ELEANOR ACER: The program is designed to return people to a place where their lives are in danger, to prevent them from having meaningful access to counsel. And no amount of lip service to legal representation and due process can erase that reality.

ROSE: Immigrant advocates also point out that no court required the Biden administration to expand Remain in Mexico, which they did to now include Haitians and Brazilians. So immigrant advocates think this is really intended as a deterrent.

SHAPIRO: Carrie, we've talked about Central Americans, Haitians, but one group that has increasingly been crossing the border this year are Mexicans themselves. This is after many years of low migration of Mexicans into the U.S. Why is that?

KAHN: Yeah, they are. They're now the largest number of migrants crossing illegally into the U.S. And as Joel mentioned in the beginning, some of those numbers may be inflated because of that health rule that was put in by the Trump administration that people are just expelled right across the border. So you get a lot of people trying multiple times. And I met some Mexicans in the summer who - when I was up at the border, in the northern border - and they had been trying 10, even 12 times to cross illegally. So some of those numbers might be inflated.

But part of the reason is COVID, the economic problems here in Mexico. But, also, there's a lot of violence in many parts of Mexico that are driving people from their homes. They're going to the U.S., also, to ask for asylum. And there are jobs in the U.S. I hear that a lot by migrants from all nationalities. They are coming for jobs in the U.S. as the economy there is recovering from COVID. And family members tell them the U.S. is hiring, and they want to come.

SHAPIRO: Joel, can you reflect on why immigration has been such an intractable issue for presidents of both parties?
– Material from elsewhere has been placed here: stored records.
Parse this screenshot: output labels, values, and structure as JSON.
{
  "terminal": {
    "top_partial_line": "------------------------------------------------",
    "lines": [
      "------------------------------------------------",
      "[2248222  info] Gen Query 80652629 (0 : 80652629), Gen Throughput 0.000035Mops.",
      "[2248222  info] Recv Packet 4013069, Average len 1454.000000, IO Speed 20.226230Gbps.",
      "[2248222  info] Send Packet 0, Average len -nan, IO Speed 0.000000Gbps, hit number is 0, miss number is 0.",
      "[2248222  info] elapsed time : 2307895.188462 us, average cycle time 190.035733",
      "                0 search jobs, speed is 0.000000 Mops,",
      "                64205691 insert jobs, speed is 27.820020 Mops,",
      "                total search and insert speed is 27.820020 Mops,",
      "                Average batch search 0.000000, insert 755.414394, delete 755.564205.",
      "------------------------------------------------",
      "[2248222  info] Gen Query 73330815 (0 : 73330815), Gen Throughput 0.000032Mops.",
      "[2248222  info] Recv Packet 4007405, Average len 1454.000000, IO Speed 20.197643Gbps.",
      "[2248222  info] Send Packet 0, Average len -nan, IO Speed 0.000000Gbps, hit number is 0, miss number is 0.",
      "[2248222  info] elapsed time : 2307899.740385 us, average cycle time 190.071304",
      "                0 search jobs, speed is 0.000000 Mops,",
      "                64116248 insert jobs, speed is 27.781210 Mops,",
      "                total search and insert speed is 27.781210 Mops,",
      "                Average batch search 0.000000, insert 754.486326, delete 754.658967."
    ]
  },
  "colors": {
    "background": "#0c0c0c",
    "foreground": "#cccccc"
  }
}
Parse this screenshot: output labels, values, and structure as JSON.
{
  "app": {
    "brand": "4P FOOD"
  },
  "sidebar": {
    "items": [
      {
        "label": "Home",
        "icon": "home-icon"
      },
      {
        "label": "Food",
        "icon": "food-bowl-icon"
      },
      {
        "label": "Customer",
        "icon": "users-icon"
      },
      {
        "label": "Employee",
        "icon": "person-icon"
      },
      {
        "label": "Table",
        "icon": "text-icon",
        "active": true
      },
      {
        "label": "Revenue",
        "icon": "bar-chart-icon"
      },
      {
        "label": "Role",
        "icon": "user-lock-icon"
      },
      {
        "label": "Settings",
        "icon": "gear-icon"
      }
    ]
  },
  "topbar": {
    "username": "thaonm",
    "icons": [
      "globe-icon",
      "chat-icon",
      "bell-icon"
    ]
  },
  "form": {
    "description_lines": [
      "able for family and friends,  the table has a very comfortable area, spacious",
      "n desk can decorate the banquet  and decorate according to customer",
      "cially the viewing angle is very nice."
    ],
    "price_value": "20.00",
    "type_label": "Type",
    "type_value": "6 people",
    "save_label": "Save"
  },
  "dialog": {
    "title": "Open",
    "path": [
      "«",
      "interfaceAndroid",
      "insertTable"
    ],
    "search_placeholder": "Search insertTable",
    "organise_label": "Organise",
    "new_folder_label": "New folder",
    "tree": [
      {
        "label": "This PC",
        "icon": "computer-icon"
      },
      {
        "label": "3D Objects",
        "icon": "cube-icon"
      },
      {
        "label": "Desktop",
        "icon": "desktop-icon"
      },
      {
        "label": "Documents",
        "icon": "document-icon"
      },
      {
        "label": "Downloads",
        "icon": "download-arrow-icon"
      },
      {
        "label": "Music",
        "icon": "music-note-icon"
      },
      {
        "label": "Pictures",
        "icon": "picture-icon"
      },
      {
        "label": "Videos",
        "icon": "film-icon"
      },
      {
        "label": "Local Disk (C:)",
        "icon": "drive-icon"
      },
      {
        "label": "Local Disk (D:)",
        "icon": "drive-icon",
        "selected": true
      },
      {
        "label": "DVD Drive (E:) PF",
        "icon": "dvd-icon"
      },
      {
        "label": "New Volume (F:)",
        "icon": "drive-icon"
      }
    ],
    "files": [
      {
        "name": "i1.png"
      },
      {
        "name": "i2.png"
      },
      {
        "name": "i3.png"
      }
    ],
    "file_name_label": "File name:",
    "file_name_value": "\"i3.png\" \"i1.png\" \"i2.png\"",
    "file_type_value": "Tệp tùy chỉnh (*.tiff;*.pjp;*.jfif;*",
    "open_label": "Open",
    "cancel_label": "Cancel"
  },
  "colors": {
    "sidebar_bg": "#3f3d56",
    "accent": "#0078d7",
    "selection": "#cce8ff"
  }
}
ROSE: To me, the factors that drive migration are not entirely under the control of Washington. I mean, the Trump administration tried deterrents. It tried family separation and Remain in Mexico, but migrants kept coming - you know, nearly a million in fiscal year 2019. The Biden administration has focused instead on trying to tackle the root causes of migration. But these are not problems with quick fixes. I mean, migrants are facing poverty and food insecurity and lack of basic safety in their home countries. And meanwhile, like Carrie said, the U.S. has jobs. So, you know, the fundamental push and pull factors don't really change no matter who is in the White House.

SHAPIRO: That's NPR's Joel Rose in Washington and Carrie Kahn in Mexico City. Thank you both.

ROSE: You're welcome.

KAHN: You're welcome.

(SOUNDBITE OF MUSIC) Transcript provided by NPR, Copyright NPR.

Carrie Kahn is NPR's International Correspondent based in Mexico City, Mexico. She covers Mexico, the Caribbean, and Central America. Kahn's reports can be heard on NPR's award-winning news programs including All Things Considered, Morning Edition and Weekend Edition, and on NPR.org.
Joel Rose is a correspondent on NPR's National Desk. He covers immigration and breaking news.